Start of The data

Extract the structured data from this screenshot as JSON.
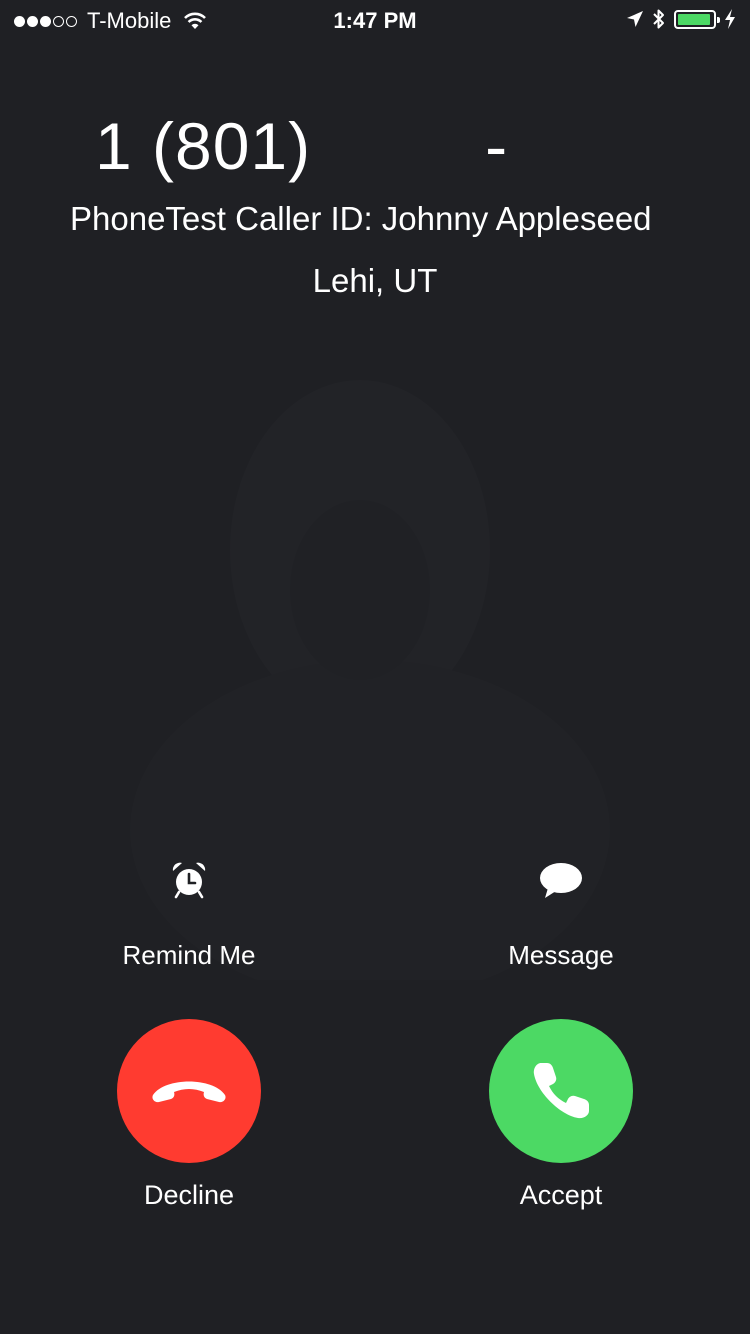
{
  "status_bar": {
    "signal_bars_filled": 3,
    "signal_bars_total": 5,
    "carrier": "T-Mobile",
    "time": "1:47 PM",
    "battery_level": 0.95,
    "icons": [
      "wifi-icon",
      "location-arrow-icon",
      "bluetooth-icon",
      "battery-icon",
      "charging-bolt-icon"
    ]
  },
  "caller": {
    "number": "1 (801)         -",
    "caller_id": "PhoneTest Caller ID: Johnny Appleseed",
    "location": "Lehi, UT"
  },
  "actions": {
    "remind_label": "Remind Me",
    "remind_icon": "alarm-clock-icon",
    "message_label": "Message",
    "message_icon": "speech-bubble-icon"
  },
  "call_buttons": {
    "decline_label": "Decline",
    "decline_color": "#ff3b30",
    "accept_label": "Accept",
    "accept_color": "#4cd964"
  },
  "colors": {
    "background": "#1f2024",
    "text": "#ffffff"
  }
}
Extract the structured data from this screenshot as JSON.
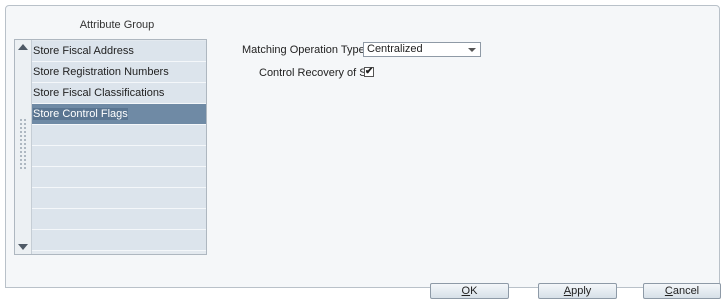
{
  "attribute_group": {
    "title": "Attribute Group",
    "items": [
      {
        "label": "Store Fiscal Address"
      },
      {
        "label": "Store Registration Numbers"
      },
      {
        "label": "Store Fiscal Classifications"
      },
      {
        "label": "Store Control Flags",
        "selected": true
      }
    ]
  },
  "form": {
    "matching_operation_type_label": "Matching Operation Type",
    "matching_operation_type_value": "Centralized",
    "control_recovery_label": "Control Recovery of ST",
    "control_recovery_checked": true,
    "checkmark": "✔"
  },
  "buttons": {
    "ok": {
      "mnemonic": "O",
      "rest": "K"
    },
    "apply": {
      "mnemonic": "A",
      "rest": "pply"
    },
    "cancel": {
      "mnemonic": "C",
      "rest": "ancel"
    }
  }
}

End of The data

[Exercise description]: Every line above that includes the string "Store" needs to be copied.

[Exercise solution]:
        "label": "Store Fiscal Address"
        "label": "Store Registration Numbers"
        "label": "Store Fiscal Classifications"
        "label": "Store Control Flags",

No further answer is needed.